Having withdrawn in the Dunkirk evacuation and winning the Battle of Britain, the British did not have an immediate answer to this threat but the high ground to either side of the Port of Dover was fortified on the personal order of Prime Minister Winston Churchill (who had visited to see the situation in person) and large calibre guns dug in there.
The only British cross-Channel guns already in place were Winnie (named after Churchill) and – later in 1940 – Pooh (named after the story book character Winnie the Pooh who in turn was named after "Winnipeg" the bear at the London Zoo.).
These were two BL 14 inch Mk VII (35.6 cm) guns positioned behind St Margaret's. They were spares taken from the stock of guns of the battleship HMS King George V. One used a mounting from HMS Furious and the other a mounting from a test range; neither was turret-mounted.
They were manned by the Royal Marine Siege Regiment; and remained operational until September 1944. the Regiment was also responsible for three 13.5-inch railway guns (named ‘Sceneshifter’, ‘Piecemaker’ and ‘Gladiator’).
Winnie and Poo were operated from a separate firing-control room and were manned by 25 men of the Royal Marine Siege Regiment.
Winnie fired the first shell to cross from England to France on Aug. 22, 1940. Targeting one of the German gun batteries, it caused minor damage and wounded a corporal. Good for morale they were slow and ineffectual compared to the German guns.
They conducted extreme range counter-battery operations against the German guns (though they were too inaccurate and slow to fire on ships) and were protected from German aerial attack by anti-aircraft emplacements.
Their separate and well-camouflaged cordite and shell magazines were buried under deep layers of earth and connected to the guns by railway lines.

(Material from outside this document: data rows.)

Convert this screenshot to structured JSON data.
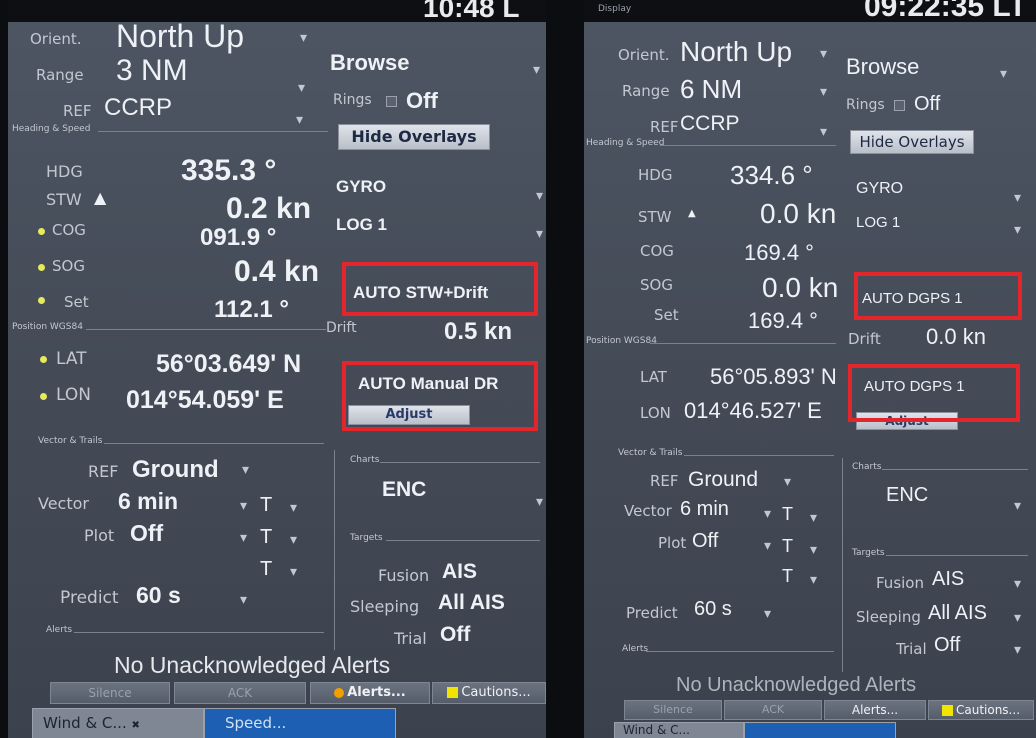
{
  "left": {
    "top_clock": "10:48 L",
    "orient_label": "Orient.",
    "orient_value": "North Up",
    "browse": "Browse",
    "range_label": "Range",
    "range_value": "3 NM",
    "rings_label": "Rings",
    "rings_value": "Off",
    "ref_label": "REF",
    "ref_value": "CCRP",
    "hide_overlays": "Hide Overlays",
    "heading_speed": "Heading & Speed",
    "hdg_label": "HDG",
    "hdg_value": "335.3 °",
    "hdg_source": "GYRO",
    "stw_label": "STW",
    "stw_value": "0.2 kn",
    "stw_source": "LOG 1",
    "cog_label": "COG",
    "cog_value": "091.9 °",
    "sog_label": "SOG",
    "sog_value": "0.4 kn",
    "sog_source": "AUTO STW+Drift",
    "set_label": "Set",
    "set_value": "112.1 °",
    "drift_label": "Drift",
    "drift_value": "0.5 kn",
    "position": "Position WGS84",
    "lat_label": "LAT",
    "lat_value": "56°03.649' N",
    "lon_label": "LON",
    "lon_value": "014°54.059' E",
    "pos_source": "AUTO Manual DR",
    "adjust": "Adjust",
    "vector_trails": "Vector & Trails",
    "vref_label": "REF",
    "vref_value": "Ground",
    "vector_label": "Vector",
    "vector_value": "6 min",
    "vector_t": "T",
    "plot_label": "Plot",
    "plot_value": "Off",
    "plot_t": "T",
    "extra_t": "T",
    "predict_label": "Predict",
    "predict_value": "60 s",
    "charts": "Charts",
    "charts_value": "ENC",
    "targets": "Targets",
    "fusion_label": "Fusion",
    "fusion_value": "AIS",
    "sleeping_label": "Sleeping",
    "sleeping_value": "All AIS",
    "trial_label": "Trial",
    "trial_value": "Off",
    "alerts": "Alerts",
    "no_alerts": "No Unacknowledged Alerts",
    "silence": "Silence",
    "ack": "ACK",
    "alerts_btn": "Alerts...",
    "cautions_btn": "Cautions...",
    "tab1": "Wind & C...",
    "tab2": "Speed..."
  },
  "right": {
    "top_clock": "09:22:35 LT",
    "display": "Display",
    "orient_label": "Orient.",
    "orient_value": "North Up",
    "browse": "Browse",
    "range_label": "Range",
    "range_value": "6 NM",
    "rings_label": "Rings",
    "rings_value": "Off",
    "ref_label": "REF",
    "ref_value": "CCRP",
    "hide_overlays": "Hide Overlays",
    "heading_speed": "Heading & Speed",
    "hdg_label": "HDG",
    "hdg_value": "334.6 °",
    "hdg_source": "GYRO",
    "stw_label": "STW",
    "stw_value": "0.0 kn",
    "stw_source": "LOG 1",
    "cog_label": "COG",
    "cog_value": "169.4 °",
    "sog_label": "SOG",
    "sog_value": "0.0 kn",
    "sog_source": "AUTO DGPS 1",
    "set_label": "Set",
    "set_value": "169.4 °",
    "drift_label": "Drift",
    "drift_value": "0.0 kn",
    "position": "Position WGS84",
    "lat_label": "LAT",
    "lat_value": "56°05.893' N",
    "lon_label": "LON",
    "lon_value": "014°46.527' E",
    "pos_source": "AUTO DGPS 1",
    "adjust": "Adjust",
    "vector_trails": "Vector & Trails",
    "vref_label": "REF",
    "vref_value": "Ground",
    "vector_label": "Vector",
    "vector_value": "6 min",
    "vector_t": "T",
    "plot_label": "Plot",
    "plot_value": "Off",
    "plot_t": "T",
    "extra_t": "T",
    "predict_label": "Predict",
    "predict_value": "60 s",
    "charts": "Charts",
    "charts_value": "ENC",
    "targets": "Targets",
    "fusion_label": "Fusion",
    "fusion_value": "AIS",
    "sleeping_label": "Sleeping",
    "sleeping_value": "All AIS",
    "trial_label": "Trial",
    "trial_value": "Off",
    "alerts": "Alerts",
    "no_alerts": "No Unacknowledged Alerts",
    "silence": "Silence",
    "ack": "ACK",
    "alerts_btn": "Alerts...",
    "cautions_btn": "Cautions...",
    "tab1": "Wind & C..."
  },
  "colors": {
    "highlight": "#e2262c",
    "indicator_dot": "#e6ea5c",
    "caution_square": "#f1e400",
    "warning_dot": "#f2a000",
    "active_tab": "#1c5fb3"
  }
}
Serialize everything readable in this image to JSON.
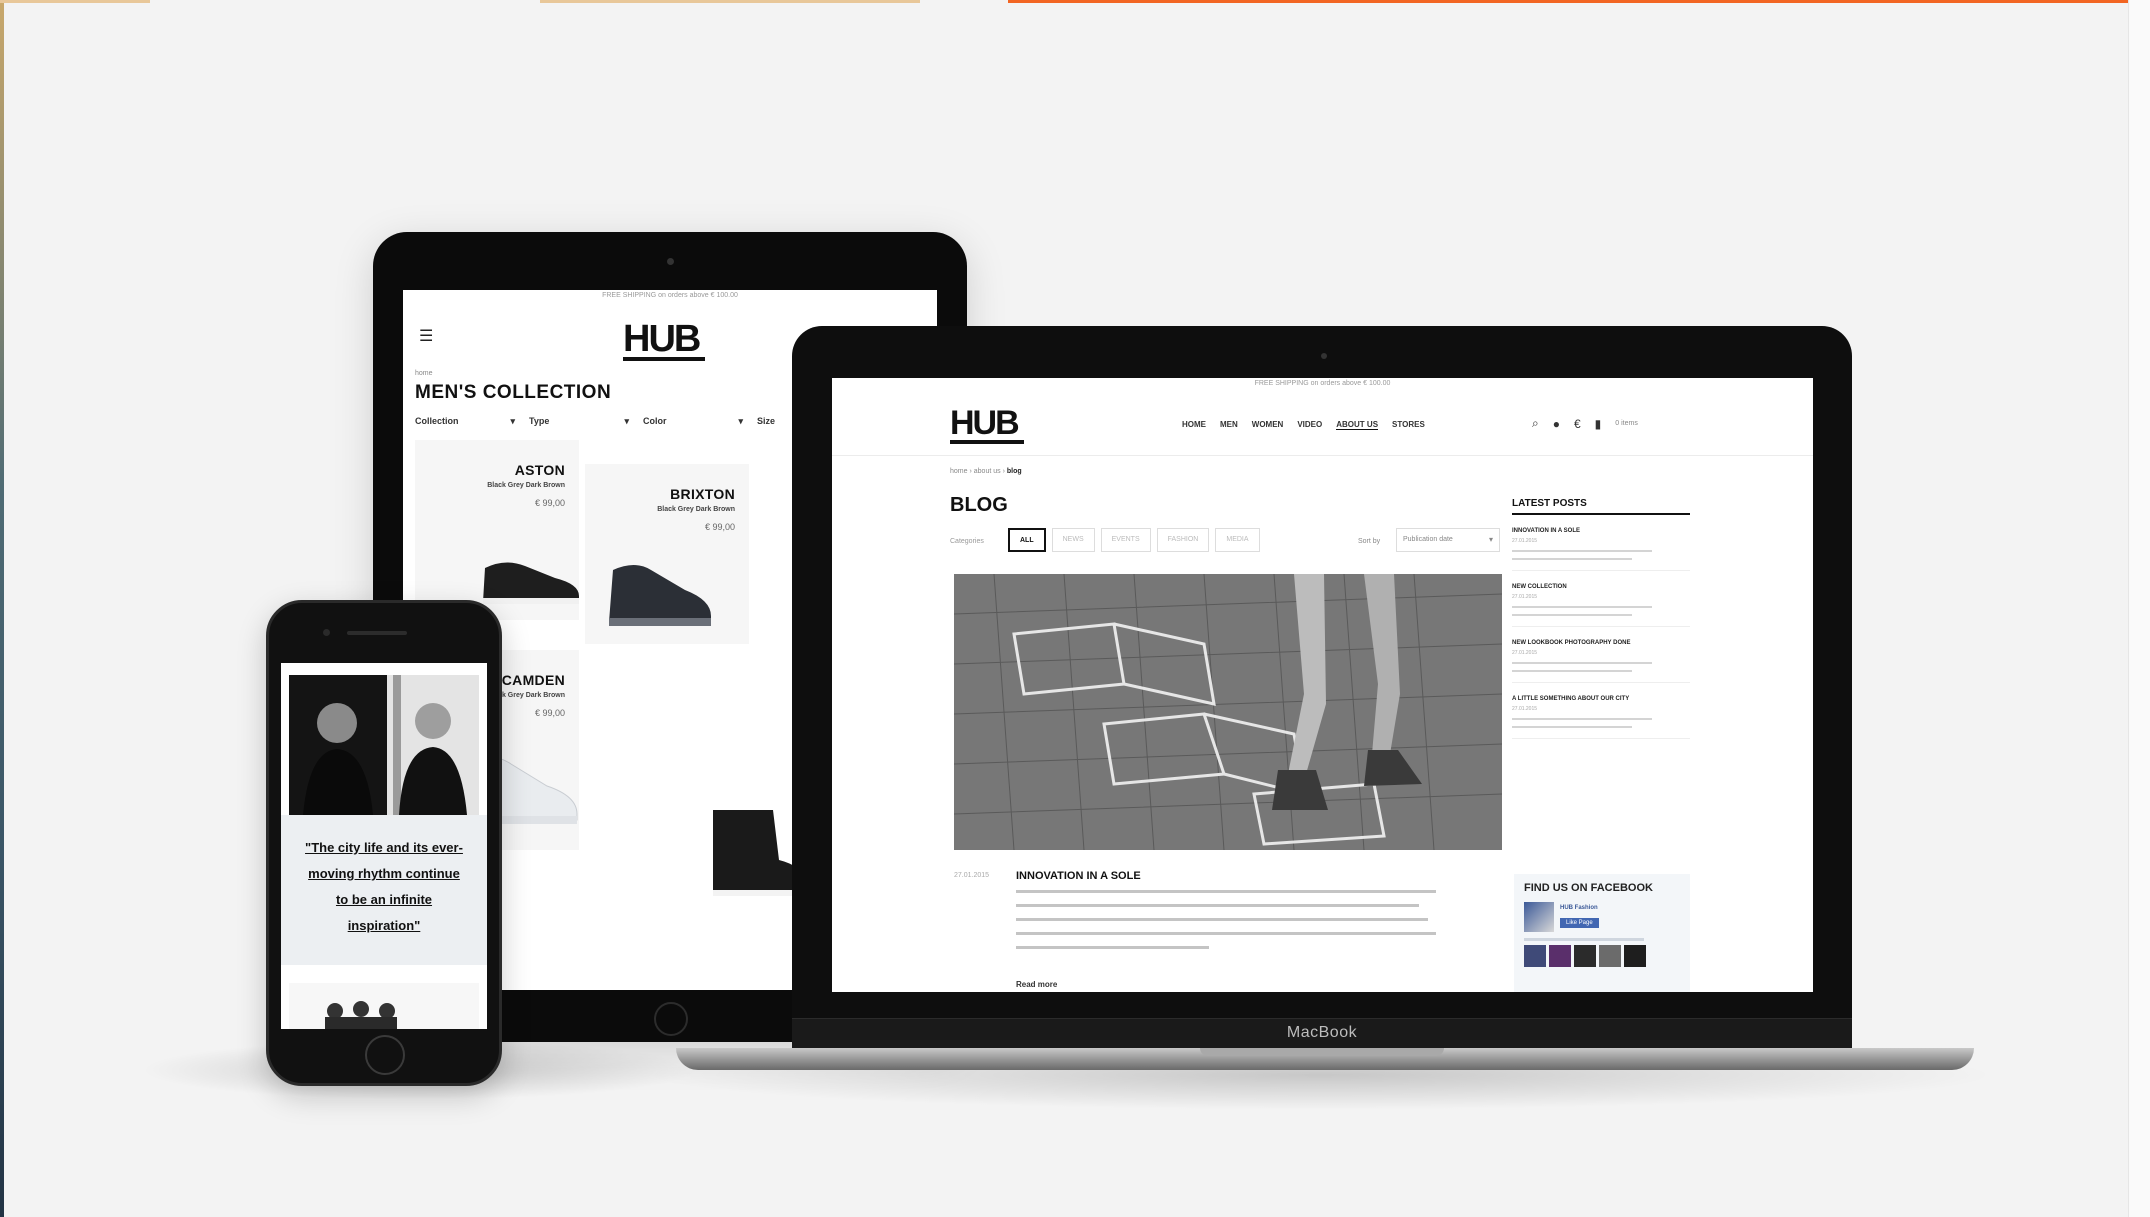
{
  "colors": {
    "accent_top": "#f26522",
    "dark": "#0e0e0e",
    "facebook": "#3b5998"
  },
  "tablet": {
    "shipping_note": "FREE SHIPPING on orders above € 100.00",
    "logo": "HUB",
    "menu_icon": "hamburger-icon",
    "breadcrumb": "home",
    "title": "MEN'S COLLECTION",
    "filters": [
      {
        "label": "Collection",
        "caret": "▾"
      },
      {
        "label": "Type",
        "caret": "▾"
      },
      {
        "label": "Color",
        "caret": "▾"
      },
      {
        "label": "Size",
        "caret": ""
      }
    ],
    "products": [
      {
        "name": "ASTON",
        "colors": "Black  Grey  Dark Brown",
        "price": "€ 99,00"
      },
      {
        "name": "BRIXTON",
        "colors": "Black  Grey  Dark Brown",
        "price": "€ 99,00"
      },
      {
        "name": "CAMDEN",
        "colors": "Black  Grey  Dark Brown",
        "price": "€ 99,00"
      }
    ]
  },
  "laptop": {
    "brand": "MacBook",
    "shipping_note": "FREE SHIPPING on orders above € 100.00",
    "logo": "HUB",
    "nav": [
      "HOME",
      "MEN",
      "WOMEN",
      "VIDEO",
      "ABOUT US",
      "STORES"
    ],
    "nav_active": "ABOUT US",
    "header_icons": [
      "search-icon",
      "user-icon",
      "euro-icon",
      "bag-icon"
    ],
    "icon_glyphs": {
      "search": "⌕",
      "user": "●",
      "euro": "€",
      "bag": "▮"
    },
    "cart_label": "0 items",
    "breadcrumb": {
      "home": "home",
      "sep1": "›",
      "about": "about us",
      "sep2": "›",
      "current": "blog"
    },
    "title": "BLOG",
    "category_label": "Categories",
    "categories": [
      "ALL",
      "NEWS",
      "EVENTS",
      "FASHION",
      "MEDIA"
    ],
    "category_active": "ALL",
    "sort_label": "Sort by",
    "sort_value": "Publication date",
    "post": {
      "date": "27.01.2015",
      "title": "INNOVATION IN A SOLE",
      "read_more": "Read more"
    },
    "sidebar": {
      "title": "LATEST POSTS",
      "items": [
        {
          "title": "INNOVATION IN A SOLE",
          "date": "27.01.2015"
        },
        {
          "title": "NEW COLLECTION",
          "date": "27.01.2015"
        },
        {
          "title": "NEW LOOKBOOK PHOTOGRAPHY DONE",
          "date": "27.01.2015"
        },
        {
          "title": "A LITTLE SOMETHING ABOUT OUR CITY",
          "date": "27.01.2015"
        }
      ]
    },
    "facebook": {
      "title": "FIND US ON FACEBOOK",
      "page_name": "HUB Fashion",
      "like_label": "Like Page"
    }
  },
  "phone": {
    "quote": "\"The city life and its ever-moving rhythm continue to be an infinite inspiration\""
  }
}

Read more about the guns here;
Royal Marines Heritage Trails: The Royal Marine Siege Regiment 1940-44